Stored entries
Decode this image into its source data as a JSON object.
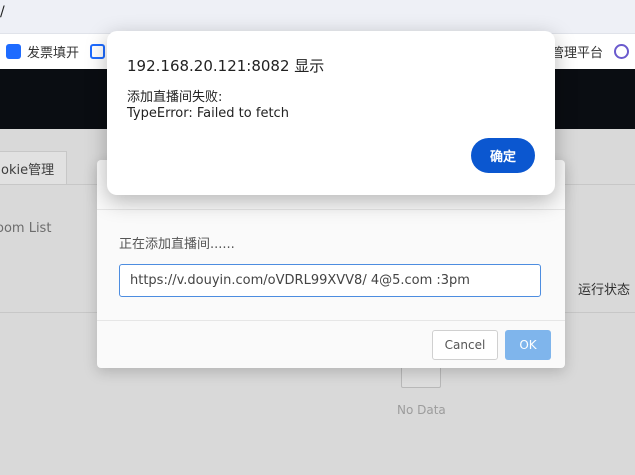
{
  "url_bar": {
    "text": "/"
  },
  "bookmarks": [
    {
      "label": "发票填开",
      "icon": "invoice-icon"
    },
    {
      "label": "",
      "icon": "bookmark-app-icon"
    },
    {
      "label": "管理平台",
      "icon": "admin-platform-icon"
    },
    {
      "label": "",
      "icon": "extension-icon"
    }
  ],
  "page": {
    "tab_label": "okie管理",
    "room_list_label": "oom List",
    "status_column": "运行状态",
    "empty_text": "No Data"
  },
  "modal": {
    "message": "正在添加直播间......",
    "input_value": "https://v.douyin.com/oVDRL99XVV8/ 4@5.com :3pm",
    "cancel_label": "Cancel",
    "ok_label": "OK"
  },
  "alert": {
    "title": "192.168.20.121:8082 显示",
    "line1": "添加直播间失败:",
    "line2": "TypeError: Failed to fetch",
    "confirm_label": "确定"
  },
  "colors": {
    "alert_button": "#0b57d0",
    "modal_ok": "#7fb5ec",
    "input_border": "#4d8de0",
    "header_dark": "#0a0d12"
  }
}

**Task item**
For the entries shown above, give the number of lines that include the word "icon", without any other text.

**Task result**
4